What the exercise asks -
Please return each record below exactly, with nothing left out.

Extracted data -
========
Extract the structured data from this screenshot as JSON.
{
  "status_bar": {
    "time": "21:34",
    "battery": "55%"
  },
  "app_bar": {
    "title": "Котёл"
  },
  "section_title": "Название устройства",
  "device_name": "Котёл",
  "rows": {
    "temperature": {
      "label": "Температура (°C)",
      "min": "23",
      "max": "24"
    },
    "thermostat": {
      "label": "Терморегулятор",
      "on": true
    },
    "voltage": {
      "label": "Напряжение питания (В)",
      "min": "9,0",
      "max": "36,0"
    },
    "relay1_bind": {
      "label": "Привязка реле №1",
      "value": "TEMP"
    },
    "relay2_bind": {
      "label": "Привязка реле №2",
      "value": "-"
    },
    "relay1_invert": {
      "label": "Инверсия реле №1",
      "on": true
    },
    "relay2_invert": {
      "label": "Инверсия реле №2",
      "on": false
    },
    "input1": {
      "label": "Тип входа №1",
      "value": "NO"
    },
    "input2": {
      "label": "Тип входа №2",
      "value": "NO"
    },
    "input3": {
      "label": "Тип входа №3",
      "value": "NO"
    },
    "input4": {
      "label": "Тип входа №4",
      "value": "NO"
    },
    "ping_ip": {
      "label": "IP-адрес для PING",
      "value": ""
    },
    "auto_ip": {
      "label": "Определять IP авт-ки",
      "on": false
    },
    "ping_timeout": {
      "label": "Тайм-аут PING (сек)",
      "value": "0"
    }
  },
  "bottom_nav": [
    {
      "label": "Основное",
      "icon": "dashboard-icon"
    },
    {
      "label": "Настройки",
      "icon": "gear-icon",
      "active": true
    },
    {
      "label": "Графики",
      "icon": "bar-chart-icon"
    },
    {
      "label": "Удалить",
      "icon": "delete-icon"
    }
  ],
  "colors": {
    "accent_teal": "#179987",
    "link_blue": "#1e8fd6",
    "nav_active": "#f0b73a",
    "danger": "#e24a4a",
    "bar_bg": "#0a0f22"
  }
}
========
Reply to the exercise -
Extract the structured data from this screenshot as JSON.
{
  "status_bar": {
    "time": "21:34",
    "battery": "55%"
  },
  "app_bar": {
    "title": "Котёл"
  },
  "section_title": "Название устройства",
  "device_name": "Котёл",
  "rows": {
    "temperature": {
      "label": "Температура (°C)",
      "min": "23",
      "max": "24"
    },
    "thermostat": {
      "label": "Терморегулятор",
      "on": true
    },
    "voltage": {
      "label": "Напряжение питания (В)",
      "min": "9,0",
      "max": "36,0"
    },
    "relay1_bind": {
      "label": "Привязка реле №1",
      "value": "TEMP"
    },
    "relay2_bind": {
      "label": "Привязка реле №2",
      "value": "-"
    },
    "relay1_invert": {
      "label": "Инверсия реле №1",
      "on": true
    },
    "relay2_invert": {
      "label": "Инверсия реле №2",
      "on": false
    },
    "input1": {
      "label": "Тип входа №1",
      "value": "NO"
    },
    "input2": {
      "label": "Тип входа №2",
      "value": "NO"
    },
    "input3": {
      "label": "Тип входа №3",
      "value": "NO"
    },
    "input4": {
      "label": "Тип входа №4",
      "value": "NO"
    },
    "ping_ip": {
      "label": "IP-адрес для PING",
      "value": ""
    },
    "auto_ip": {
      "label": "Определять IP авт-ки",
      "on": false
    },
    "ping_timeout": {
      "label": "Тайм-аут PING (сек)",
      "value": "0"
    }
  },
  "bottom_nav": [
    {
      "label": "Основное",
      "icon": "dashboard-icon"
    },
    {
      "label": "Настройки",
      "icon": "gear-icon",
      "active": true
    },
    {
      "label": "Графики",
      "icon": "bar-chart-icon"
    },
    {
      "label": "Удалить",
      "icon": "delete-icon"
    }
  ],
  "colors": {
    "accent_teal": "#179987",
    "link_blue": "#1e8fd6",
    "nav_active": "#f0b73a",
    "danger": "#e24a4a",
    "bar_bg": "#0a0f22"
  }
}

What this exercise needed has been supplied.